“Why does our company suck at having a moral compass?” one asked.
“I respect [Facebook Vice President of Global Public Policy Joel] Kaplan and Sandberg even less, we follow a policy of appeasement which leaves no one happy with us, and Zuck defers too much to others on issues where he needs to make the call,” was the verdict of another.
“Up until now, I’ve been pretty supportive of our m-team,” a third said. “But this looks really bad and makes me question our leadership, Sheryl in particular. The remarks about her being concerned about her public image is very concerning. I can see why [former Facebook security chief Alex] Stamos left.”
Another added: “I’ve never understood Sheryl’s appeal. She’s great at her own brand, but what does she do here?”
On a damage-control conference call with reporters on Thursday, Zuckerberg defended Facebook’s actions, expressed continued confidence in Sandberg, and insisted he was still the best person to run Facebook.
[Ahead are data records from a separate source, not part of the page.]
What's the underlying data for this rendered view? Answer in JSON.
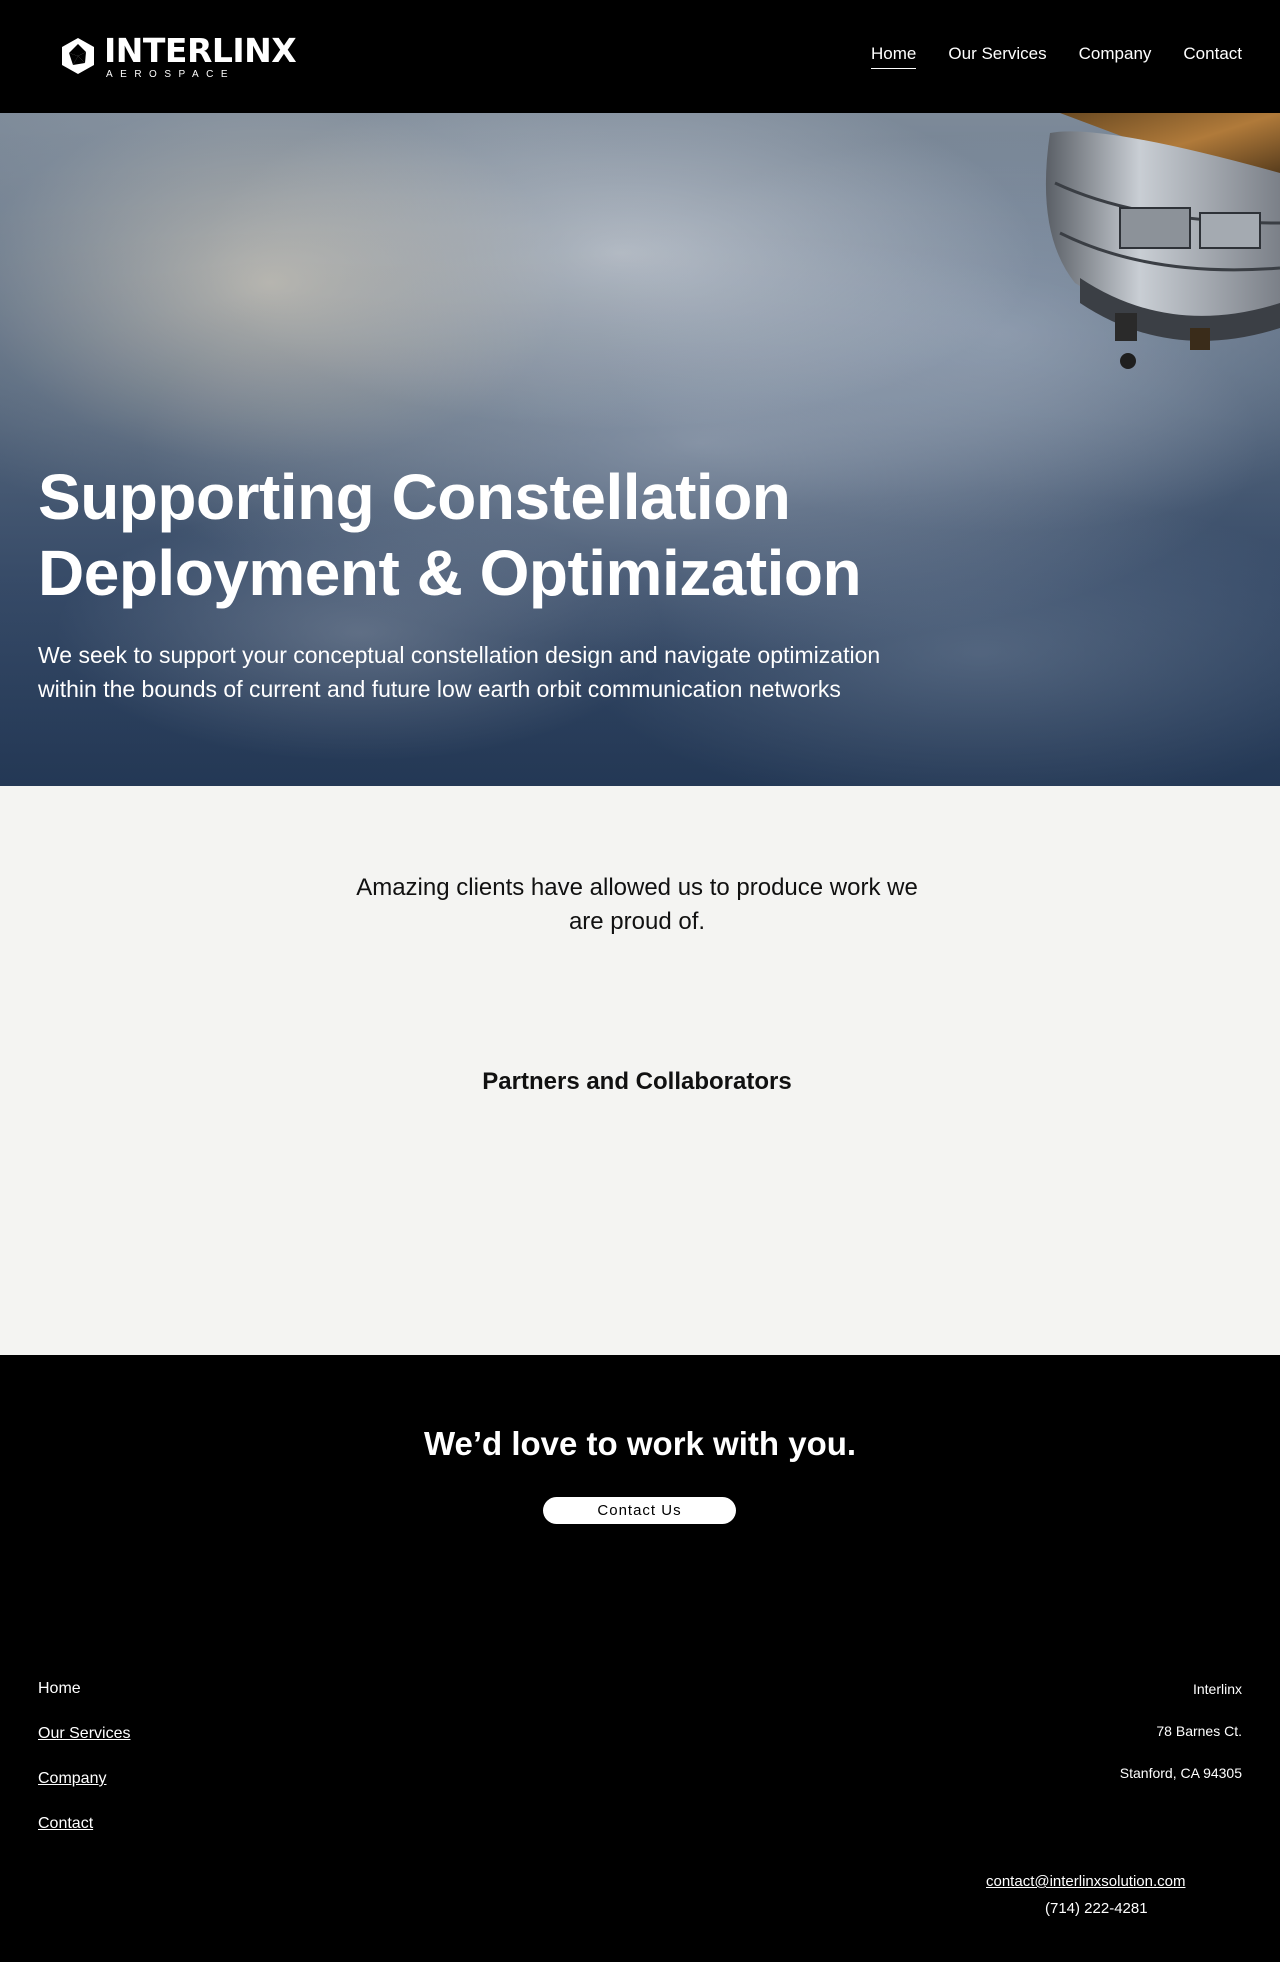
{
  "header": {
    "logo": {
      "word": "INTERLINX",
      "sub": "AEROSPACE"
    },
    "nav": [
      {
        "label": "Home",
        "active": true
      },
      {
        "label": "Our Services",
        "active": false
      },
      {
        "label": "Company",
        "active": false
      },
      {
        "label": "Contact",
        "active": false
      }
    ]
  },
  "hero": {
    "title_line1": "Supporting Constellation",
    "title_line2": "Deployment & Optimization",
    "subtitle_line1": "We seek to support your conceptual constellation design and navigate optimization",
    "subtitle_line2": "within the bounds of current and future low earth orbit communication networks"
  },
  "clients": {
    "text_line1": "Amazing clients have allowed us to produce work we",
    "text_line2": "are proud of.",
    "partners_heading": "Partners and Collaborators"
  },
  "cta": {
    "title": "We’d love to work with you.",
    "button_label": "Contact Us"
  },
  "footer": {
    "nav": [
      "Home",
      "Our Services",
      "Company",
      "Contact"
    ],
    "company": "Interlinx",
    "street": "78 Barnes Ct.",
    "city": "Stanford, CA 94305",
    "email": "contact@interlinxsolution.com",
    "phone": "(714) 222-4281"
  },
  "colors": {
    "background_dark": "#000000",
    "section_light": "#f4f4f2",
    "text_light": "#ffffff",
    "text_dark": "#111111"
  }
}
“I think we’re doing the right things to fix the issues. I think, unfortunately, when you’re building something of this scale, oftentimes, putting in place the solutions can take a long time,” Zuckerberg said. “And I don’t think that me or anyone else could come in and snap our fingers and have these issues resolved in a quarter or half a year. This is not the first time that we’ve had to deal with big issues for the company.”